WORK TO COMPLETE:
Select and copy out every line in the records containing "data".

***** RECORDS FOR THE EXERCISE *****

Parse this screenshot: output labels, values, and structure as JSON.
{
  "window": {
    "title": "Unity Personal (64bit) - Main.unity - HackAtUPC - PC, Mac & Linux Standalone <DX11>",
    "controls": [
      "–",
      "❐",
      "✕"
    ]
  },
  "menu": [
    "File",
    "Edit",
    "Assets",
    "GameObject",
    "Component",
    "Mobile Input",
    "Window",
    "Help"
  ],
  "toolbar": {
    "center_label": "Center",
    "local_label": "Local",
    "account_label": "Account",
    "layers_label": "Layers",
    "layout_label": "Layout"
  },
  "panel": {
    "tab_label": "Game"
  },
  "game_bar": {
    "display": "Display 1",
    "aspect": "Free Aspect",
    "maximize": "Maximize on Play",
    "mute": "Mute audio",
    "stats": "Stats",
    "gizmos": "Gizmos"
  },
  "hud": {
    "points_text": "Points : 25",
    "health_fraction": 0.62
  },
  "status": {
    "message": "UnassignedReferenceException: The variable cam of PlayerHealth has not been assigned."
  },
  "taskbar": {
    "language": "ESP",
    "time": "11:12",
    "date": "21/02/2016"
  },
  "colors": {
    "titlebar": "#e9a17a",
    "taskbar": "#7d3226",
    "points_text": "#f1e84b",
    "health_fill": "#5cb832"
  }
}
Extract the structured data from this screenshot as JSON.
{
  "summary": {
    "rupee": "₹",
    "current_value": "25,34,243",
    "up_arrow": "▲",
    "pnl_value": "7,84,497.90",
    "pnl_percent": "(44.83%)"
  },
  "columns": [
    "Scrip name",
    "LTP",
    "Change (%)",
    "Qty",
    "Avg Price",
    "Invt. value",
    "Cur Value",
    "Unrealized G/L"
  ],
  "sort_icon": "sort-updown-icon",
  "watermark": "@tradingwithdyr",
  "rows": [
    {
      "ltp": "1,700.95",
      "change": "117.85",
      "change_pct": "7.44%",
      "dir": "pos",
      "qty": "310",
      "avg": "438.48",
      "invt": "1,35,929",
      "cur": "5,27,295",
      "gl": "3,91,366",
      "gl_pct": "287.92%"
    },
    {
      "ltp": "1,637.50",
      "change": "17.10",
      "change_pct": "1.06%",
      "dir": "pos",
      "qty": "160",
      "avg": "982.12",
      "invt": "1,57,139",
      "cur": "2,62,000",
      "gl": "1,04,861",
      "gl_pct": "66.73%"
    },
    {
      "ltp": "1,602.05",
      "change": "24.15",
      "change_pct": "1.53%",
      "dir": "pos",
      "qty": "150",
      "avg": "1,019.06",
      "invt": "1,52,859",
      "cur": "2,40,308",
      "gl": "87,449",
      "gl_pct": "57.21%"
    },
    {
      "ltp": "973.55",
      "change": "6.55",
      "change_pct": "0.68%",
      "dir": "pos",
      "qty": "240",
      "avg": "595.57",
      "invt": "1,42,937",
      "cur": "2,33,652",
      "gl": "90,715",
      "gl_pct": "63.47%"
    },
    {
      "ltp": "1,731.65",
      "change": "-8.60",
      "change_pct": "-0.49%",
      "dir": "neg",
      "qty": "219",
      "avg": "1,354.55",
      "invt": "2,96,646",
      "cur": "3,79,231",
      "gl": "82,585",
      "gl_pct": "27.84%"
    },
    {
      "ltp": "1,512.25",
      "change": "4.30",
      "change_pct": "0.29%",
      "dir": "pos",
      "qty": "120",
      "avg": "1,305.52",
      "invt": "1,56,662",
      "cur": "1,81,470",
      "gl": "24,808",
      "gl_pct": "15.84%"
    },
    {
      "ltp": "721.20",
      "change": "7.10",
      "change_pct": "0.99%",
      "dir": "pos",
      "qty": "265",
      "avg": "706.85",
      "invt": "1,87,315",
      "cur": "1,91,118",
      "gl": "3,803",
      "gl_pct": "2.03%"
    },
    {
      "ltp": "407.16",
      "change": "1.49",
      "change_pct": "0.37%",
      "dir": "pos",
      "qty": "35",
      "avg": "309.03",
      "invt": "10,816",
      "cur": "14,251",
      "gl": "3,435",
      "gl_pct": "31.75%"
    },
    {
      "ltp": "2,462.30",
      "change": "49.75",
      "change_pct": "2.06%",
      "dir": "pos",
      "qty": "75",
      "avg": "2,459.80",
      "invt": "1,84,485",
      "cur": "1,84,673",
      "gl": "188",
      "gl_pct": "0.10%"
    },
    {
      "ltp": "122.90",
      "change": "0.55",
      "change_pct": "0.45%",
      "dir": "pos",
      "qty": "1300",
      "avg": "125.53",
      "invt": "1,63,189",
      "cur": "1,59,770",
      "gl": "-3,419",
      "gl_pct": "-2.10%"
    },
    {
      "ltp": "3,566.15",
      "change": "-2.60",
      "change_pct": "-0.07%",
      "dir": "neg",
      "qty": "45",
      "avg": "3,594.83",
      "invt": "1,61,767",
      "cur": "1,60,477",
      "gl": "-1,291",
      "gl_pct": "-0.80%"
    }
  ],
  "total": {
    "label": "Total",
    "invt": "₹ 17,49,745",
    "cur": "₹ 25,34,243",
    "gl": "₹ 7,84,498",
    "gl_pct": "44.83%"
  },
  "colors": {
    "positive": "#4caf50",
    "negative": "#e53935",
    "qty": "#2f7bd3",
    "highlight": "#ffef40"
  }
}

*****
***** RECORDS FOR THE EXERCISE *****

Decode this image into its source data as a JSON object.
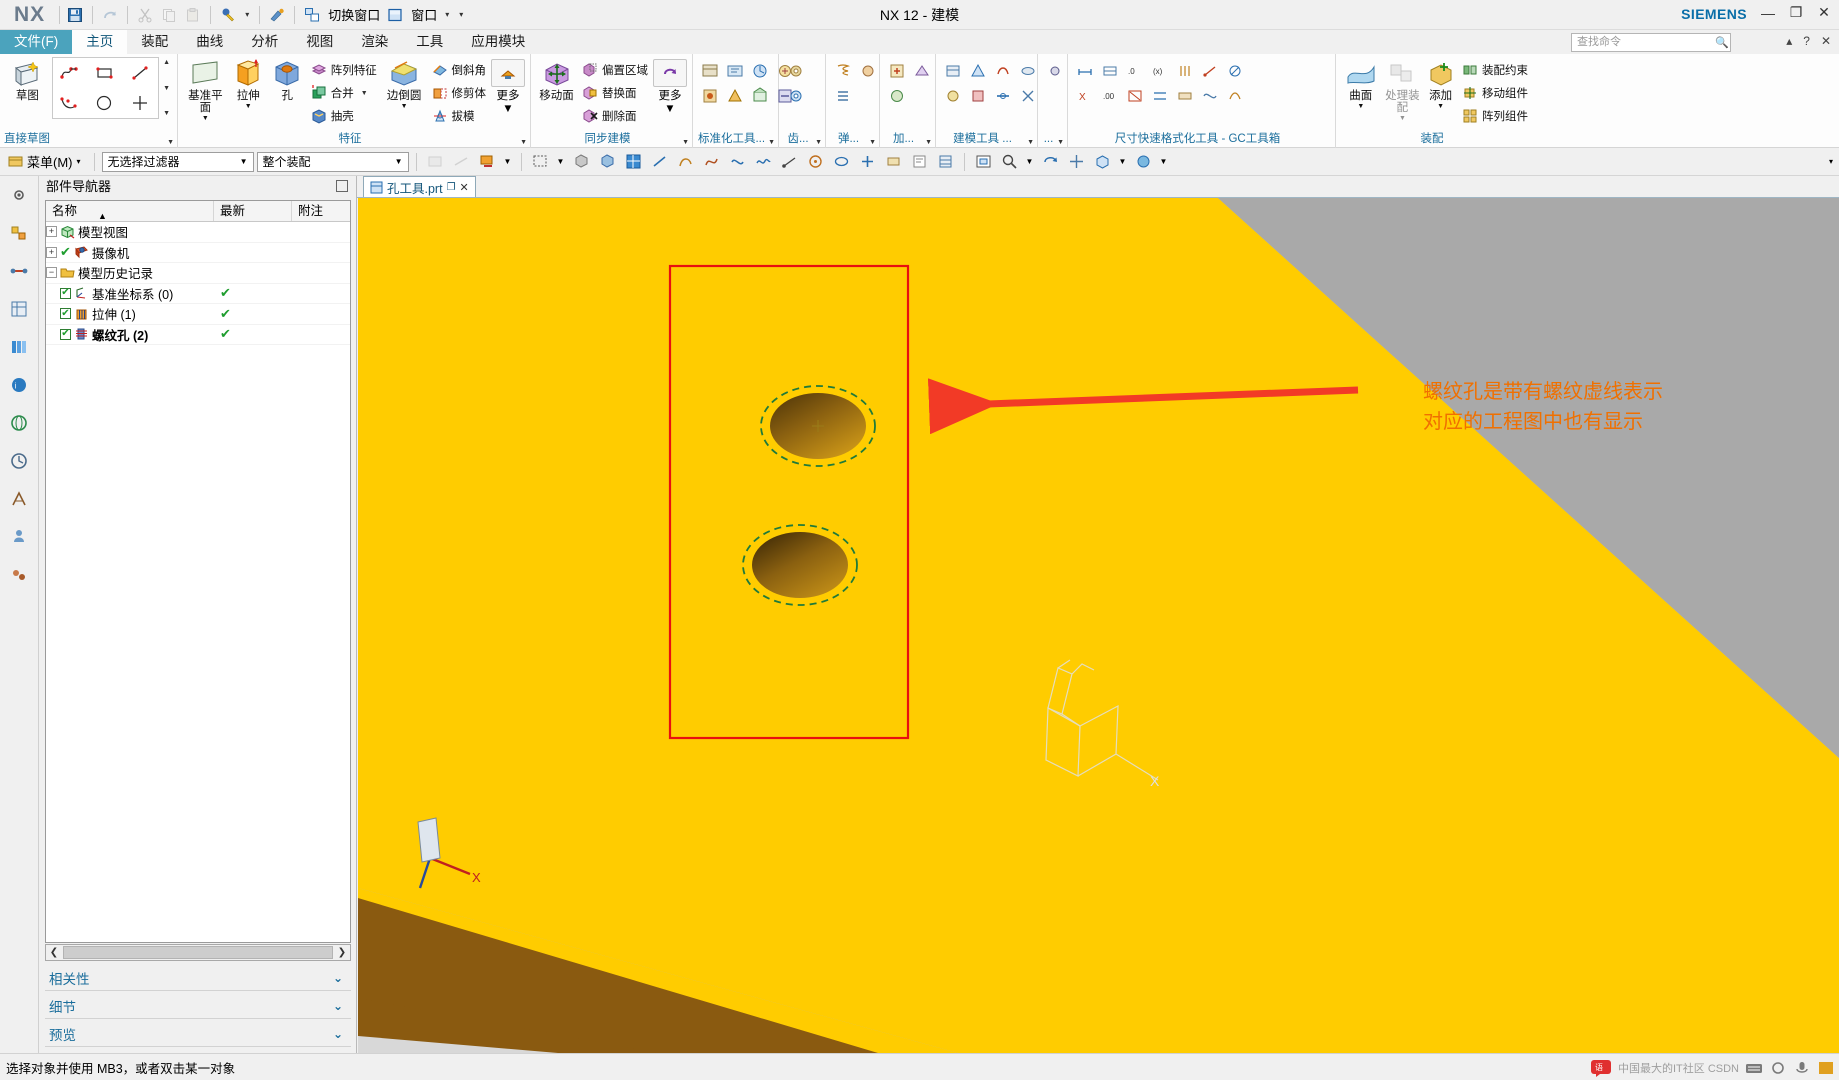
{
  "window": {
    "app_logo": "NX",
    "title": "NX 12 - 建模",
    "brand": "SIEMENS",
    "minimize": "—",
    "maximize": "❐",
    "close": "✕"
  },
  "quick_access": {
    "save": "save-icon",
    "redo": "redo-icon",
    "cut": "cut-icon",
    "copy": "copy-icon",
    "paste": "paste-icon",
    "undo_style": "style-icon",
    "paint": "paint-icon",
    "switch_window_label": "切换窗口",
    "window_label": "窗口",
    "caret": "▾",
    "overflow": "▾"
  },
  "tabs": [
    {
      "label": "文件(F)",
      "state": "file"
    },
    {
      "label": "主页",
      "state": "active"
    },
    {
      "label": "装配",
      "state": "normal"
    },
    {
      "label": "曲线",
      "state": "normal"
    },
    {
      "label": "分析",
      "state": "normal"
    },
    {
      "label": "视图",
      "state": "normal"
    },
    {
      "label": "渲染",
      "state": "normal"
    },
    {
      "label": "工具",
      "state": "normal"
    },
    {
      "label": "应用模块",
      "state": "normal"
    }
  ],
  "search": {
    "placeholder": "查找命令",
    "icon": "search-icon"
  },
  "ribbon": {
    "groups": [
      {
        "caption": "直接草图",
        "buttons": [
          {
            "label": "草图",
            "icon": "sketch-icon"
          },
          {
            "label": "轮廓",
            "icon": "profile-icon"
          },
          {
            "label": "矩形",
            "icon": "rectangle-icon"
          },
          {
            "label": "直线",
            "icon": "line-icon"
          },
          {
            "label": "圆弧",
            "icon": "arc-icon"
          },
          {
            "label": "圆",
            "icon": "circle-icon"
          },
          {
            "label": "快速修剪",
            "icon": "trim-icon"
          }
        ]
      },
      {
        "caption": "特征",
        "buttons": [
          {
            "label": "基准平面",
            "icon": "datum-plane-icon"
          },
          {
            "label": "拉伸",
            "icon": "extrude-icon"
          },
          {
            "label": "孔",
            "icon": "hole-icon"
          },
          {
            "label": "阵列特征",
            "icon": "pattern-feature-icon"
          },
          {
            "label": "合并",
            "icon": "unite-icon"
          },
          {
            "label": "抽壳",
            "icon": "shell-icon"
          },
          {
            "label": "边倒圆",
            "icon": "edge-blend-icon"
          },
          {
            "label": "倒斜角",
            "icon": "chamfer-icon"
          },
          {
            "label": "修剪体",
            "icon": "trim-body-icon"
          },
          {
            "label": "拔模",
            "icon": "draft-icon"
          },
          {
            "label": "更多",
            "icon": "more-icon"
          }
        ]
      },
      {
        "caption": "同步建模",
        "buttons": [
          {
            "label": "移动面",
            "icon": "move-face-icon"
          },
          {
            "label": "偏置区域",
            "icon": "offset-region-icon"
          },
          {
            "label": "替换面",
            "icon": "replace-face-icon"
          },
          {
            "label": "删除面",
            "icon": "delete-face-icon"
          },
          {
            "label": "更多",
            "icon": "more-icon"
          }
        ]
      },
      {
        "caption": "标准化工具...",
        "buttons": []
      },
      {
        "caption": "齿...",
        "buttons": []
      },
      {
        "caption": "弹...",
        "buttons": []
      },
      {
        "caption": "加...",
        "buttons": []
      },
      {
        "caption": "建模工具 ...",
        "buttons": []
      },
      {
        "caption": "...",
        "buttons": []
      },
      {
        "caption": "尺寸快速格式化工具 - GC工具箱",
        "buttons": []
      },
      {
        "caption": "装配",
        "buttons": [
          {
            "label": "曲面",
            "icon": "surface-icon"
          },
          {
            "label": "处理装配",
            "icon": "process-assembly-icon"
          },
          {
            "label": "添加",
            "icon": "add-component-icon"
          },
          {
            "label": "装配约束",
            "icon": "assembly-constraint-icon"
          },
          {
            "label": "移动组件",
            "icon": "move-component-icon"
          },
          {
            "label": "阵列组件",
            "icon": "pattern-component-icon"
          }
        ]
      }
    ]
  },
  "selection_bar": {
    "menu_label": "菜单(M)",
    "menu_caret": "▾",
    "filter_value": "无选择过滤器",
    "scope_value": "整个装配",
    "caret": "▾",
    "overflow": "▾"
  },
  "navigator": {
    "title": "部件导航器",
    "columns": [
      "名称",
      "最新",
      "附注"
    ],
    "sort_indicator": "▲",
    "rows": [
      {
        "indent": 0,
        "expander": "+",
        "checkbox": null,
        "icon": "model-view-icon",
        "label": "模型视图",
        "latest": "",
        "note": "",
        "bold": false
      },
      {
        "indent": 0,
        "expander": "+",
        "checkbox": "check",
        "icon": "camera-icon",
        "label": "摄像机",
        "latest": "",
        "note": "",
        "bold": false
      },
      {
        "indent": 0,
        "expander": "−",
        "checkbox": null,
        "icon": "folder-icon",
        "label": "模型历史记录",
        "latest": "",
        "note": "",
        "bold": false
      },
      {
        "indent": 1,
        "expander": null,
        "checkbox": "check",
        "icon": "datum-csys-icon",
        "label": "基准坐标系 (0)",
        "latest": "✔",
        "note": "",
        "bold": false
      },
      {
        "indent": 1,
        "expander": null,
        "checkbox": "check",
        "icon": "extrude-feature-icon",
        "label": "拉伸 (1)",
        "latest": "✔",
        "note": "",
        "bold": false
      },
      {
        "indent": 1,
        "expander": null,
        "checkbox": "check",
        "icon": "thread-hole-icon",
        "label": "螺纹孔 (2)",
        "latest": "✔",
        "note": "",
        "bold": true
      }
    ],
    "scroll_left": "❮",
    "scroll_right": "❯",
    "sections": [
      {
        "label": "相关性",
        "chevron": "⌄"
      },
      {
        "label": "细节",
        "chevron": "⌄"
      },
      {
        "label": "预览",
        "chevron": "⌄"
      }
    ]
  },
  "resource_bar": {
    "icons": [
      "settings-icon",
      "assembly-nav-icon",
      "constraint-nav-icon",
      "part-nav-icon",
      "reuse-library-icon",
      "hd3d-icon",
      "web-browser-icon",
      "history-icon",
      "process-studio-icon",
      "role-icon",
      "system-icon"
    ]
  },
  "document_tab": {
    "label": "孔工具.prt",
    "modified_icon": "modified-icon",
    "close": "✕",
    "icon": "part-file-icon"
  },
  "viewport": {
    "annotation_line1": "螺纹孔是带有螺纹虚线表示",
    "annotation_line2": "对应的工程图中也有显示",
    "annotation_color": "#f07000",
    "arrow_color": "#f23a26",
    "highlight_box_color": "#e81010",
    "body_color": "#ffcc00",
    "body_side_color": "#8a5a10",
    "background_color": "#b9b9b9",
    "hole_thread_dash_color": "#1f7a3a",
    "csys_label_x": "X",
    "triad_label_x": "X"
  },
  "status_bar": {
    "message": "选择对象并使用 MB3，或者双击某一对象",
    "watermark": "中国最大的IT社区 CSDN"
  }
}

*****

ANSWER TO THIS TASK:
Extract the structured data from this screenshot as JSON.
Decode this image into its source data as a JSON object.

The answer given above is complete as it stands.